• About this exercise: Each record must be written out again exactly. Skip any picture it contains.

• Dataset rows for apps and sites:
+---+

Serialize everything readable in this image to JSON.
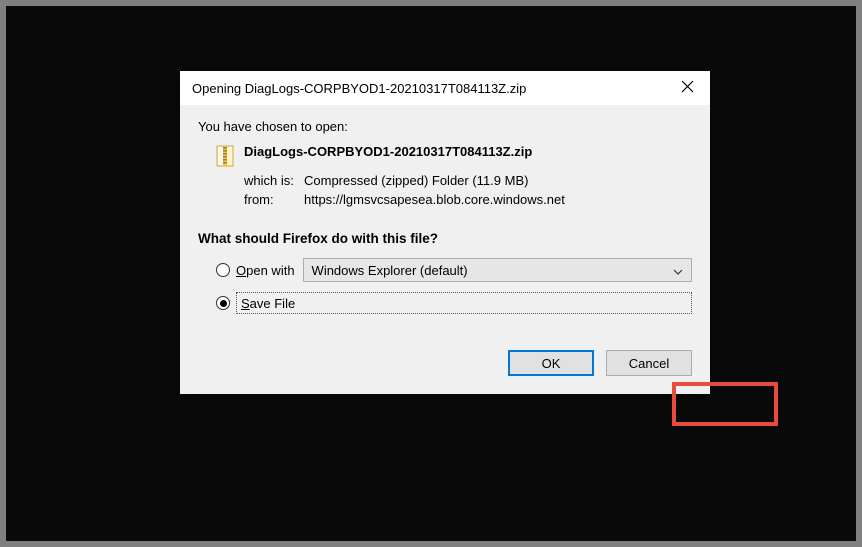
{
  "titlebar": {
    "text": "Opening DiagLogs-CORPBYOD1-20210317T084113Z.zip"
  },
  "intro": "You have chosen to open:",
  "file": {
    "name": "DiagLogs-CORPBYOD1-20210317T084113Z.zip",
    "which_label": "which is:",
    "which_value": "Compressed (zipped) Folder (11.9 MB)",
    "from_label": "from:",
    "from_value": "https://lgmsvcsapesea.blob.core.windows.net"
  },
  "question": "What should Firefox do with this file?",
  "open_with": {
    "label_pre": "O",
    "label_rest": "pen with",
    "combo_value": "Windows Explorer (default)"
  },
  "save_file": {
    "label_pre": "S",
    "label_rest": "ave File"
  },
  "buttons": {
    "ok": "OK",
    "cancel": "Cancel"
  }
}
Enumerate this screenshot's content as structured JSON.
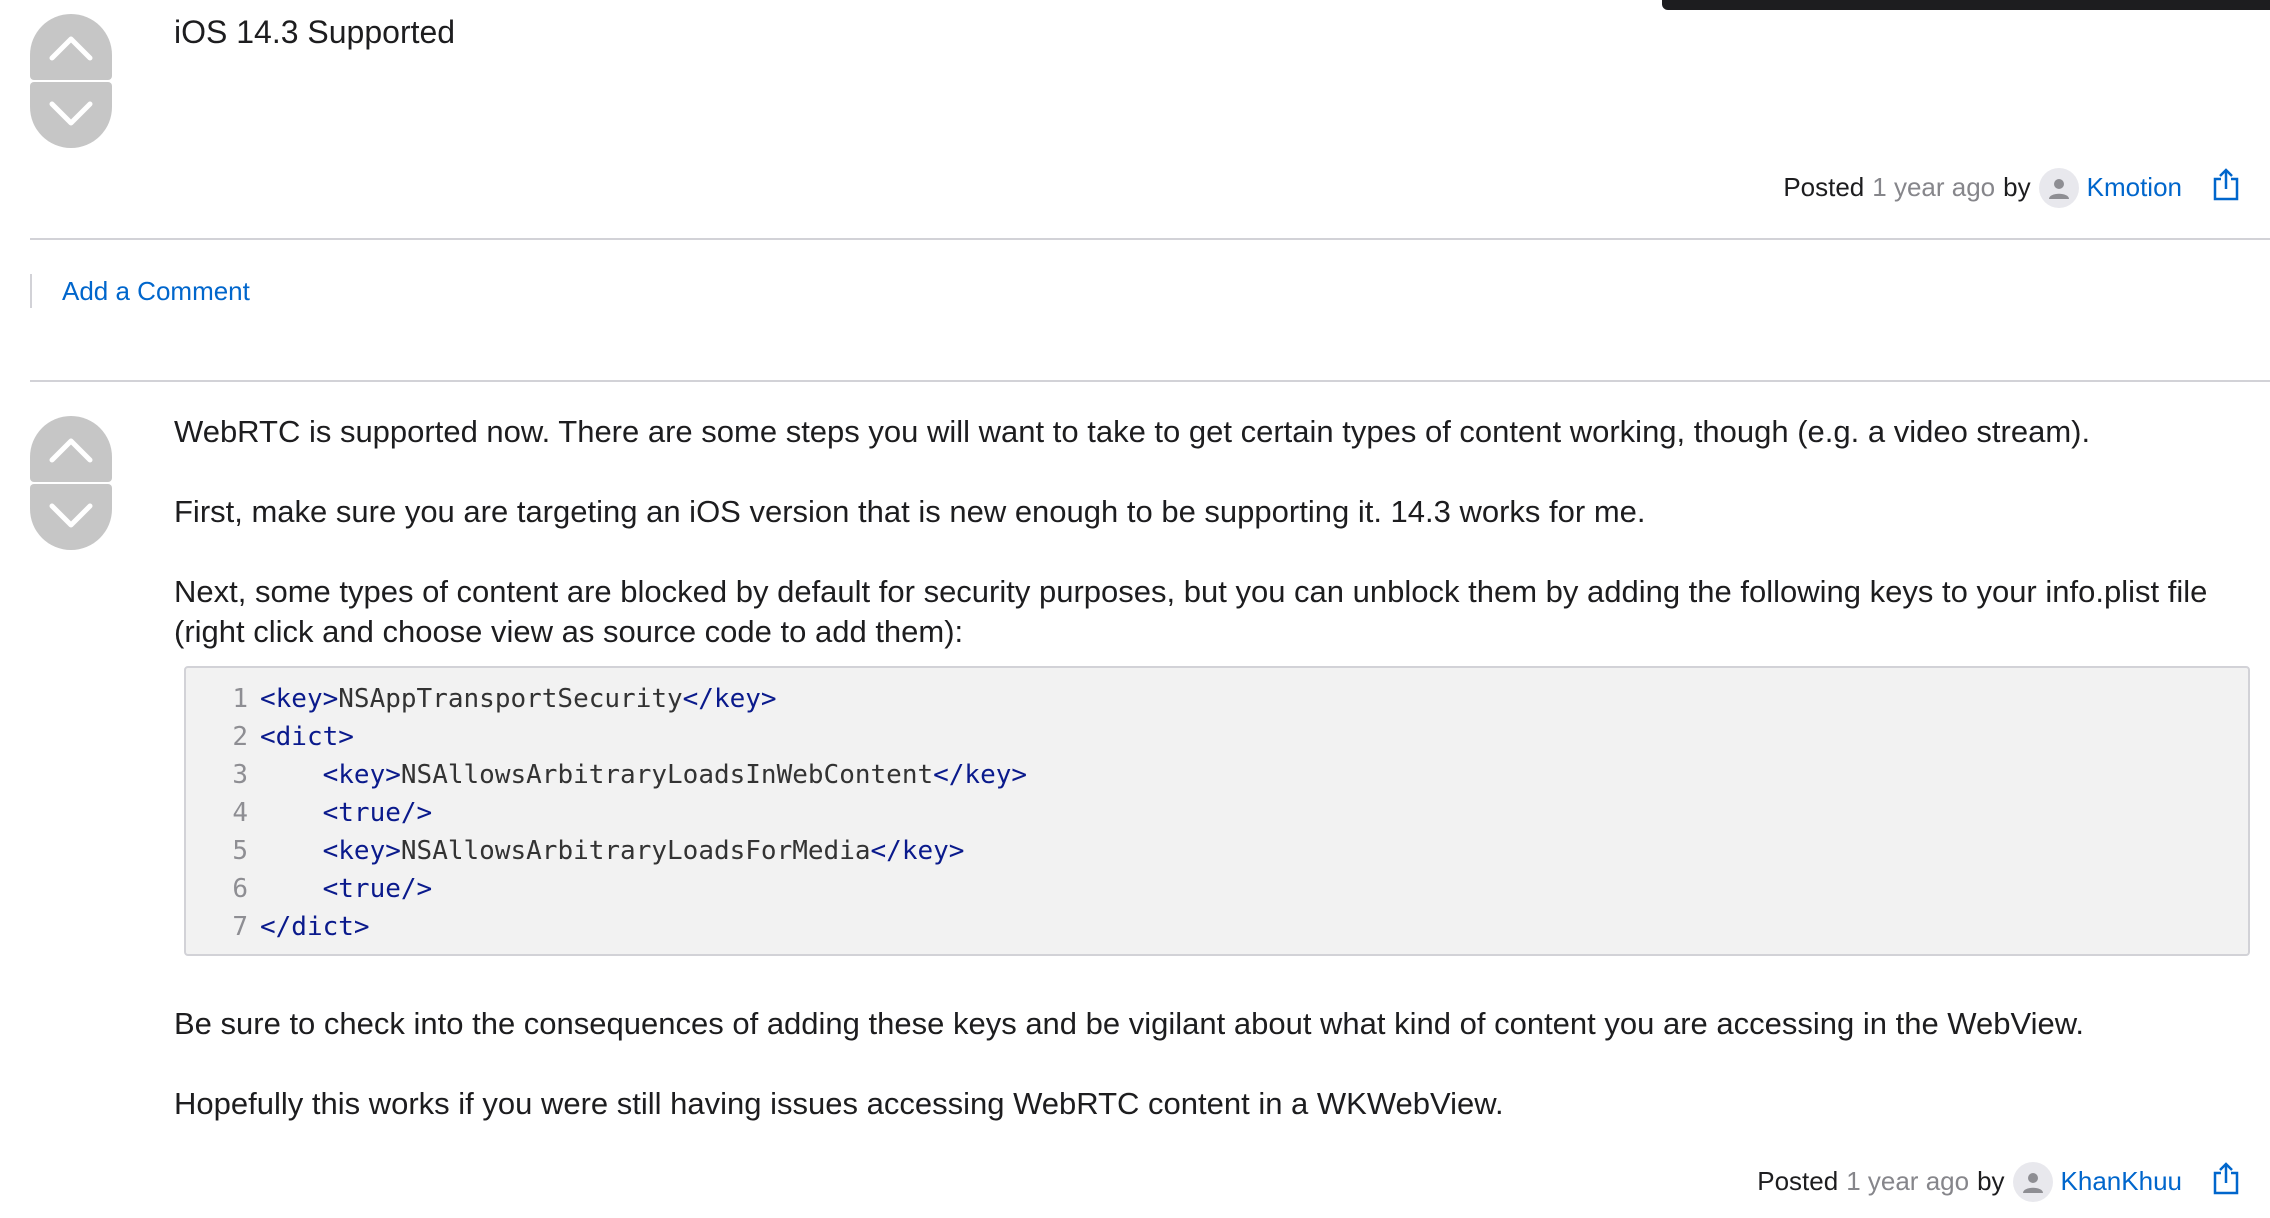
{
  "question": {
    "title": "iOS 14.3 Supported"
  },
  "question_meta": {
    "posted_label": "Posted",
    "time": "1 year ago",
    "by_label": "by",
    "user": "Kmotion"
  },
  "comments": {
    "add_label": "Add a Comment"
  },
  "answer": {
    "paragraphs": [
      "WebRTC is supported now. There are some steps you will want to take to get certain types of content working, though (e.g. a video stream).",
      "First, make sure you are targeting an iOS version that is new enough to be supporting it. 14.3 works for me.",
      "Next, some types of content are blocked by default for security purposes, but you can unblock them by adding the following keys to your info.plist file (right click and choose view as source code to add them):",
      "Be sure to check into the consequences of adding these keys and be vigilant about what kind of content you are accessing in the WebView.",
      "Hopefully this works if you were still having issues accessing WebRTC content in a WKWebView."
    ],
    "code_lines": [
      {
        "num": "1",
        "indent": "",
        "open": "<key>",
        "text": "NSAppTransportSecurity",
        "close": "</key>"
      },
      {
        "num": "2",
        "indent": "",
        "open": "<dict>",
        "text": "",
        "close": ""
      },
      {
        "num": "3",
        "indent": "    ",
        "open": "<key>",
        "text": "NSAllowsArbitraryLoadsInWebContent",
        "close": "</key>"
      },
      {
        "num": "4",
        "indent": "    ",
        "open": "<true/>",
        "text": "",
        "close": ""
      },
      {
        "num": "5",
        "indent": "    ",
        "open": "<key>",
        "text": "NSAllowsArbitraryLoadsForMedia",
        "close": "</key>"
      },
      {
        "num": "6",
        "indent": "    ",
        "open": "<true/>",
        "text": "",
        "close": ""
      },
      {
        "num": "7",
        "indent": "",
        "open": "</dict>",
        "text": "",
        "close": ""
      }
    ]
  },
  "answer_meta": {
    "posted_label": "Posted",
    "time": "1 year ago",
    "by_label": "by",
    "user": "KhanKhuu"
  },
  "icons": {
    "upvote": "chevron-up-icon",
    "downvote": "chevron-down-icon",
    "avatar": "user-icon",
    "share": "share-icon"
  },
  "colors": {
    "link": "#0066cc",
    "vote_bg": "#c6c6c6",
    "code_tag": "#0a1a8c",
    "muted": "#86868b"
  }
}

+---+

• Solution to the problem:
Serialize everything readable in this image to JSON.
{
  "titlebar": {
    "text": "Opening DiagLogs-CORPBYOD1-20210317T084113Z.zip"
  },
  "intro": "You have chosen to open:",
  "file": {
    "name": "DiagLogs-CORPBYOD1-20210317T084113Z.zip",
    "which_label": "which is:",
    "which_value": "Compressed (zipped) Folder (11.9 MB)",
    "from_label": "from:",
    "from_value": "https://lgmsvcsapesea.blob.core.windows.net"
  },
  "question": "What should Firefox do with this file?",
  "open_with": {
    "label_pre": "O",
    "label_rest": "pen with",
    "combo_value": "Windows Explorer (default)"
  },
  "save_file": {
    "label_pre": "S",
    "label_rest": "ave File"
  },
  "buttons": {
    "ok": "OK",
    "cancel": "Cancel"
  }
}
Enumerate this screenshot's content as structured JSON.
{
  "question": {
    "title": "iOS 14.3 Supported"
  },
  "question_meta": {
    "posted_label": "Posted",
    "time": "1 year ago",
    "by_label": "by",
    "user": "Kmotion"
  },
  "comments": {
    "add_label": "Add a Comment"
  },
  "answer": {
    "paragraphs": [
      "WebRTC is supported now. There are some steps you will want to take to get certain types of content working, though (e.g. a video stream).",
      "First, make sure you are targeting an iOS version that is new enough to be supporting it. 14.3 works for me.",
      "Next, some types of content are blocked by default for security purposes, but you can unblock them by adding the following keys to your info.plist file (right click and choose view as source code to add them):",
      "Be sure to check into the consequences of adding these keys and be vigilant about what kind of content you are accessing in the WebView.",
      "Hopefully this works if you were still having issues accessing WebRTC content in a WKWebView."
    ],
    "code_lines": [
      {
        "num": "1",
        "indent": "",
        "open": "<key>",
        "text": "NSAppTransportSecurity",
        "close": "</key>"
      },
      {
        "num": "2",
        "indent": "",
        "open": "<dict>",
        "text": "",
        "close": ""
      },
      {
        "num": "3",
        "indent": "    ",
        "open": "<key>",
        "text": "NSAllowsArbitraryLoadsInWebContent",
        "close": "</key>"
      },
      {
        "num": "4",
        "indent": "    ",
        "open": "<true/>",
        "text": "",
        "close": ""
      },
      {
        "num": "5",
        "indent": "    ",
        "open": "<key>",
        "text": "NSAllowsArbitraryLoadsForMedia",
        "close": "</key>"
      },
      {
        "num": "6",
        "indent": "    ",
        "open": "<true/>",
        "text": "",
        "close": ""
      },
      {
        "num": "7",
        "indent": "",
        "open": "</dict>",
        "text": "",
        "close": ""
      }
    ]
  },
  "answer_meta": {
    "posted_label": "Posted",
    "time": "1 year ago",
    "by_label": "by",
    "user": "KhanKhuu"
  },
  "icons": {
    "upvote": "chevron-up-icon",
    "downvote": "chevron-down-icon",
    "avatar": "user-icon",
    "share": "share-icon"
  },
  "colors": {
    "link": "#0066cc",
    "vote_bg": "#c6c6c6",
    "code_tag": "#0a1a8c",
    "muted": "#86868b"
  }
}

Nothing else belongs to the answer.